**Material provided**
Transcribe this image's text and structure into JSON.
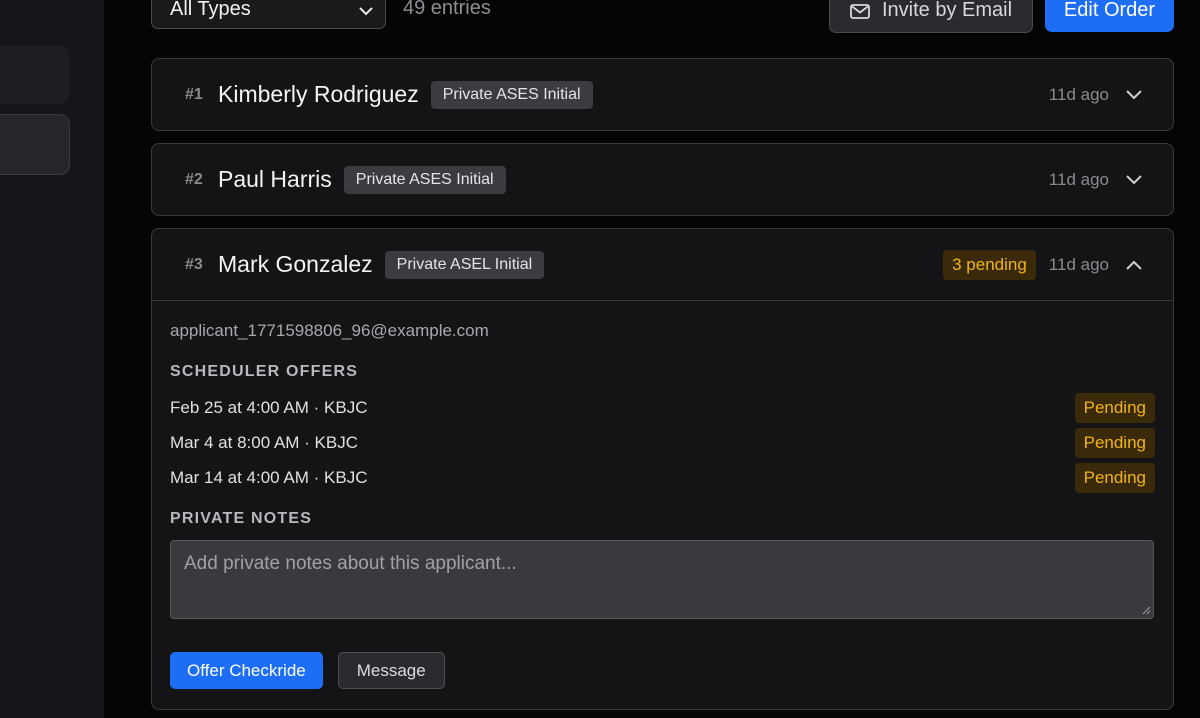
{
  "toolbar": {
    "type_filter": "All Types",
    "entries": "49 entries",
    "invite_label": "Invite by Email",
    "edit_label": "Edit Order"
  },
  "applicants": [
    {
      "num": "#1",
      "name": "Kimberly Rodriguez",
      "tag": "Private ASES Initial",
      "ago": "11d ago"
    },
    {
      "num": "#2",
      "name": "Paul Harris",
      "tag": "Private ASES Initial",
      "ago": "11d ago"
    },
    {
      "num": "#3",
      "name": "Mark Gonzalez",
      "tag": "Private ASEL Initial",
      "pending": "3 pending",
      "ago": "11d ago",
      "email": "applicant_1771598806_96@example.com",
      "offers_title": "SCHEDULER OFFERS",
      "offers": [
        {
          "text": "Feb 25 at 4:00 AM · KBJC",
          "status": "Pending"
        },
        {
          "text": "Mar 4 at 8:00 AM · KBJC",
          "status": "Pending"
        },
        {
          "text": "Mar 14 at 4:00 AM · KBJC",
          "status": "Pending"
        }
      ],
      "notes_title": "PRIVATE NOTES",
      "notes_placeholder": "Add private notes about this applicant...",
      "offer_button": "Offer Checkride",
      "message_button": "Message"
    }
  ],
  "colors": {
    "accent": "#1d6ef5",
    "pending_text": "#f2b318",
    "pending_bg": "#3a2a0a"
  },
  "icons": {
    "select": "chevron-down-icon",
    "invite": "envelope-icon",
    "collapsed": "chevron-down-icon",
    "expanded": "chevron-up-icon"
  }
}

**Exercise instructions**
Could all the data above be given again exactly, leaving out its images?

**Completed task**
Transcribe this image's text and structure into JSON.
{
  "toolbar": {
    "type_filter": "All Types",
    "entries": "49 entries",
    "invite_label": "Invite by Email",
    "edit_label": "Edit Order"
  },
  "applicants": [
    {
      "num": "#1",
      "name": "Kimberly Rodriguez",
      "tag": "Private ASES Initial",
      "ago": "11d ago"
    },
    {
      "num": "#2",
      "name": "Paul Harris",
      "tag": "Private ASES Initial",
      "ago": "11d ago"
    },
    {
      "num": "#3",
      "name": "Mark Gonzalez",
      "tag": "Private ASEL Initial",
      "pending": "3 pending",
      "ago": "11d ago",
      "email": "applicant_1771598806_96@example.com",
      "offers_title": "SCHEDULER OFFERS",
      "offers": [
        {
          "text": "Feb 25 at 4:00 AM · KBJC",
          "status": "Pending"
        },
        {
          "text": "Mar 4 at 8:00 AM · KBJC",
          "status": "Pending"
        },
        {
          "text": "Mar 14 at 4:00 AM · KBJC",
          "status": "Pending"
        }
      ],
      "notes_title": "PRIVATE NOTES",
      "notes_placeholder": "Add private notes about this applicant...",
      "offer_button": "Offer Checkride",
      "message_button": "Message"
    }
  ],
  "colors": {
    "accent": "#1d6ef5",
    "pending_text": "#f2b318",
    "pending_bg": "#3a2a0a"
  },
  "icons": {
    "select": "chevron-down-icon",
    "invite": "envelope-icon",
    "collapsed": "chevron-down-icon",
    "expanded": "chevron-up-icon"
  }
}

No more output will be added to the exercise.